** What to produce **
The exercise calls for a faithful copy of all the data.

(Data to use Opens)

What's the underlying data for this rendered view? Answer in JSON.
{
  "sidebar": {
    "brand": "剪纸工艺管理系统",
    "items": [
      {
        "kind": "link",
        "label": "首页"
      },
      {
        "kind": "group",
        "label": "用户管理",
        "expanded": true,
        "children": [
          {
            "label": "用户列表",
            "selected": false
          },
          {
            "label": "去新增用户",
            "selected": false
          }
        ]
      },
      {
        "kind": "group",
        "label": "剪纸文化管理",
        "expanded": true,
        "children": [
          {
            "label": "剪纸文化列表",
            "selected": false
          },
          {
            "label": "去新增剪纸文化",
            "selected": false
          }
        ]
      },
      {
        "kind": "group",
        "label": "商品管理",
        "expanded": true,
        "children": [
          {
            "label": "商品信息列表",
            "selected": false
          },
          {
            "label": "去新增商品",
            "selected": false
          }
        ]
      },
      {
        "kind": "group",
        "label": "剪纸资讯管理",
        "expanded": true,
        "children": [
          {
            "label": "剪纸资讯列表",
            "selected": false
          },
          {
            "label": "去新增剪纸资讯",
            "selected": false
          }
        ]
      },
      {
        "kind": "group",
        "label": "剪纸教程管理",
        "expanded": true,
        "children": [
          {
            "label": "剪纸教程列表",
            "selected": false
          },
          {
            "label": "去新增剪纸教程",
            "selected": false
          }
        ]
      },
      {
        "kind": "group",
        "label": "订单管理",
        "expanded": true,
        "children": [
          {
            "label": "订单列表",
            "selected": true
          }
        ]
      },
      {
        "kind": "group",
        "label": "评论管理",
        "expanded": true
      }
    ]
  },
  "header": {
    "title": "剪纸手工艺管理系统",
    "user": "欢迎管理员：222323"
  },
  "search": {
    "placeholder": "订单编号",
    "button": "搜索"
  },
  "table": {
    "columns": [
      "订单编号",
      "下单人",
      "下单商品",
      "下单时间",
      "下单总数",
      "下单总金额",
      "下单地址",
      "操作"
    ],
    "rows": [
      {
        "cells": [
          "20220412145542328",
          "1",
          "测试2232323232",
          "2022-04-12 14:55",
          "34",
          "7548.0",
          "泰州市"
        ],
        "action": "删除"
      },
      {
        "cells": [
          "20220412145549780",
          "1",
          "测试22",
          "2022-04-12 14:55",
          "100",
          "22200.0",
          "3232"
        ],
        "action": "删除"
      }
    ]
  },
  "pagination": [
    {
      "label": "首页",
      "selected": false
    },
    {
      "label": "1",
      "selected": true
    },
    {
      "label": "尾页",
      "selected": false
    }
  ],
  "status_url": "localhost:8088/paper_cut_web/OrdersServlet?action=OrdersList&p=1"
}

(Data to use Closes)

** Answer for this exercise **
What's the underlying data for this rendered view? Answer in JSON.
{
  "sidebar": {
    "brand": "剪纸工艺管理系统",
    "items": [
      {
        "kind": "link",
        "label": "首页"
      },
      {
        "kind": "group",
        "label": "用户管理",
        "expanded": true,
        "children": [
          {
            "label": "用户列表",
            "selected": false
          },
          {
            "label": "去新增用户",
            "selected": false
          }
        ]
      },
      {
        "kind": "group",
        "label": "剪纸文化管理",
        "expanded": true,
        "children": [
          {
            "label": "剪纸文化列表",
            "selected": false
          },
          {
            "label": "去新增剪纸文化",
            "selected": false
          }
        ]
      },
      {
        "kind": "group",
        "label": "商品管理",
        "expanded": true,
        "children": [
          {
            "label": "商品信息列表",
            "selected": false
          },
          {
            "label": "去新增商品",
            "selected": false
          }
        ]
      },
      {
        "kind": "group",
        "label": "剪纸资讯管理",
        "expanded": true,
        "children": [
          {
            "label": "剪纸资讯列表",
            "selected": false
          },
          {
            "label": "去新增剪纸资讯",
            "selected": false
          }
        ]
      },
      {
        "kind": "group",
        "label": "剪纸教程管理",
        "expanded": true,
        "children": [
          {
            "label": "剪纸教程列表",
            "selected": false
          },
          {
            "label": "去新增剪纸教程",
            "selected": false
          }
        ]
      },
      {
        "kind": "group",
        "label": "订单管理",
        "expanded": true,
        "children": [
          {
            "label": "订单列表",
            "selected": true
          }
        ]
      },
      {
        "kind": "group",
        "label": "评论管理",
        "expanded": true
      }
    ]
  },
  "header": {
    "title": "剪纸手工艺管理系统",
    "user": "欢迎管理员：222323"
  },
  "search": {
    "placeholder": "订单编号",
    "button": "搜索"
  },
  "table": {
    "columns": [
      "订单编号",
      "下单人",
      "下单商品",
      "下单时间",
      "下单总数",
      "下单总金额",
      "下单地址",
      "操作"
    ],
    "rows": [
      {
        "cells": [
          "20220412145542328",
          "1",
          "测试2232323232",
          "2022-04-12 14:55",
          "34",
          "7548.0",
          "泰州市"
        ],
        "action": "删除"
      },
      {
        "cells": [
          "20220412145549780",
          "1",
          "测试22",
          "2022-04-12 14:55",
          "100",
          "22200.0",
          "3232"
        ],
        "action": "删除"
      }
    ]
  },
  "pagination": [
    {
      "label": "首页",
      "selected": false
    },
    {
      "label": "1",
      "selected": true
    },
    {
      "label": "尾页",
      "selected": false
    }
  ],
  "status_url": "localhost:8088/paper_cut_web/OrdersServlet?action=OrdersList&p=1"
}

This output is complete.